=== MATERIAL TO PROCESS ===

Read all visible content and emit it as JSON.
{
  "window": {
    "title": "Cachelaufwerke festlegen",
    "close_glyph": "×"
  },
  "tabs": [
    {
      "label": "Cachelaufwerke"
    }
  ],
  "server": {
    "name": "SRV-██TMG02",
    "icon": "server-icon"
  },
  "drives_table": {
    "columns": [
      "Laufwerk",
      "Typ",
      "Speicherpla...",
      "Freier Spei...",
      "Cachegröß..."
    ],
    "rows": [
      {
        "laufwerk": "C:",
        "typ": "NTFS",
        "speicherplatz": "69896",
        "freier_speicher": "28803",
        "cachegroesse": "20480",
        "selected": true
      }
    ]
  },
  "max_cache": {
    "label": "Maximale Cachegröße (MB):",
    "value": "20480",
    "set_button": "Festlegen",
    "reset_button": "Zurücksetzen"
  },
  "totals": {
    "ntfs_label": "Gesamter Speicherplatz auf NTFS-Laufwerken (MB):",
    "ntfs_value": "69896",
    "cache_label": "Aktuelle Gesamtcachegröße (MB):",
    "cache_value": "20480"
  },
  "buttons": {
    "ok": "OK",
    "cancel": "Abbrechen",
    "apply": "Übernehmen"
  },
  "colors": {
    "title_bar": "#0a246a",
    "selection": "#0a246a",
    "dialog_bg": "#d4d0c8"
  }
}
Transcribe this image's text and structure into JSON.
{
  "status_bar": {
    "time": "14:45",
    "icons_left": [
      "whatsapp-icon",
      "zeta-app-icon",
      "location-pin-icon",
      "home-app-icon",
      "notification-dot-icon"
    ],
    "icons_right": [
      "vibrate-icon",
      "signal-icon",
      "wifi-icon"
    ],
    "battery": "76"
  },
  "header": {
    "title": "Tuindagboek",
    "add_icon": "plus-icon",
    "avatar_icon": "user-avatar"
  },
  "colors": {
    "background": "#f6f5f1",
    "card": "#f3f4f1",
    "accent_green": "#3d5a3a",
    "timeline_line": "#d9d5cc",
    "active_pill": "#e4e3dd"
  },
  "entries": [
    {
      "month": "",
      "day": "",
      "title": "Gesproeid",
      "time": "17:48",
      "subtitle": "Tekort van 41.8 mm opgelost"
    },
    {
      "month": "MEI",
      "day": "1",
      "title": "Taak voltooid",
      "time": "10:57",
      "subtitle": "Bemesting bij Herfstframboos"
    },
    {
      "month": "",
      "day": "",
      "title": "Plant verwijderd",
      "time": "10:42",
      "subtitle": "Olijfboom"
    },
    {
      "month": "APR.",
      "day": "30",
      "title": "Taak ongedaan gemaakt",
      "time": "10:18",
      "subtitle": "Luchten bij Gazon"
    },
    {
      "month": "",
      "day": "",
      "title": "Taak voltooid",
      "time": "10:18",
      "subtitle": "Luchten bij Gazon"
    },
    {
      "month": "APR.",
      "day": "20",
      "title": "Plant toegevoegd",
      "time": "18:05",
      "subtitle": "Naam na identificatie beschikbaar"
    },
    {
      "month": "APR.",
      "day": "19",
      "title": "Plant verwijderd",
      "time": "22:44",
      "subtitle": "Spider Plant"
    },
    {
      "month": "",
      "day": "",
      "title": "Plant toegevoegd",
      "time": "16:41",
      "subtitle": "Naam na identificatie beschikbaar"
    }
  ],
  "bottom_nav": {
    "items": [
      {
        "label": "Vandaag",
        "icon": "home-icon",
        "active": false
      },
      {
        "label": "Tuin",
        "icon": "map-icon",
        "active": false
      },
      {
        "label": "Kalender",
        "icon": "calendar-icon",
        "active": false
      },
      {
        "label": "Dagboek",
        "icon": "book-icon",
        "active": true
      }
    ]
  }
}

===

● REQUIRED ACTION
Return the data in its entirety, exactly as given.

● ANSWER SECTION
Read all visible content and emit it as JSON.
{
  "window": {
    "title": "Cachelaufwerke festlegen",
    "close_glyph": "×"
  },
  "tabs": [
    {
      "label": "Cachelaufwerke"
    }
  ],
  "server": {
    "name": "SRV-██TMG02",
    "icon": "server-icon"
  },
  "drives_table": {
    "columns": [
      "Laufwerk",
      "Typ",
      "Speicherpla...",
      "Freier Spei...",
      "Cachegröß..."
    ],
    "rows": [
      {
        "laufwerk": "C:",
        "typ": "NTFS",
        "speicherplatz": "69896",
        "freier_speicher": "28803",
        "cachegroesse": "20480",
        "selected": true
      }
    ]
  },
  "max_cache": {
    "label": "Maximale Cachegröße (MB):",
    "value": "20480",
    "set_button": "Festlegen",
    "reset_button": "Zurücksetzen"
  },
  "totals": {
    "ntfs_label": "Gesamter Speicherplatz auf NTFS-Laufwerken (MB):",
    "ntfs_value": "69896",
    "cache_label": "Aktuelle Gesamtcachegröße (MB):",
    "cache_value": "20480"
  },
  "buttons": {
    "ok": "OK",
    "cancel": "Abbrechen",
    "apply": "Übernehmen"
  },
  "colors": {
    "title_bar": "#0a246a",
    "selection": "#0a246a",
    "dialog_bg": "#d4d0c8"
  }
}
Transcribe this image's text and structure into JSON.
{
  "status_bar": {
    "time": "14:45",
    "icons_left": [
      "whatsapp-icon",
      "zeta-app-icon",
      "location-pin-icon",
      "home-app-icon",
      "notification-dot-icon"
    ],
    "icons_right": [
      "vibrate-icon",
      "signal-icon",
      "wifi-icon"
    ],
    "battery": "76"
  },
  "header": {
    "title": "Tuindagboek",
    "add_icon": "plus-icon",
    "avatar_icon": "user-avatar"
  },
  "colors": {
    "background": "#f6f5f1",
    "card": "#f3f4f1",
    "accent_green": "#3d5a3a",
    "timeline_line": "#d9d5cc",
    "active_pill": "#e4e3dd"
  },
  "entries": [
    {
      "month": "",
      "day": "",
      "title": "Gesproeid",
      "time": "17:48",
      "subtitle": "Tekort van 41.8 mm opgelost"
    },
    {
      "month": "MEI",
      "day": "1",
      "title": "Taak voltooid",
      "time": "10:57",
      "subtitle": "Bemesting bij Herfstframboos"
    },
    {
      "month": "",
      "day": "",
      "title": "Plant verwijderd",
      "time": "10:42",
      "subtitle": "Olijfboom"
    },
    {
      "month": "APR.",
      "day": "30",
      "title": "Taak ongedaan gemaakt",
      "time": "10:18",
      "subtitle": "Luchten bij Gazon"
    },
    {
      "month": "",
      "day": "",
      "title": "Taak voltooid",
      "time": "10:18",
      "subtitle": "Luchten bij Gazon"
    },
    {
      "month": "APR.",
      "day": "20",
      "title": "Plant toegevoegd",
      "time": "18:05",
      "subtitle": "Naam na identificatie beschikbaar"
    },
    {
      "month": "APR.",
      "day": "19",
      "title": "Plant verwijderd",
      "time": "22:44",
      "subtitle": "Spider Plant"
    },
    {
      "month": "",
      "day": "",
      "title": "Plant toegevoegd",
      "time": "16:41",
      "subtitle": "Naam na identificatie beschikbaar"
    }
  ],
  "bottom_nav": {
    "items": [
      {
        "label": "Vandaag",
        "icon": "home-icon",
        "active": false
      },
      {
        "label": "Tuin",
        "icon": "map-icon",
        "active": false
      },
      {
        "label": "Kalender",
        "icon": "calendar-icon",
        "active": false
      },
      {
        "label": "Dagboek",
        "icon": "book-icon",
        "active": true
      }
    ]
  }
}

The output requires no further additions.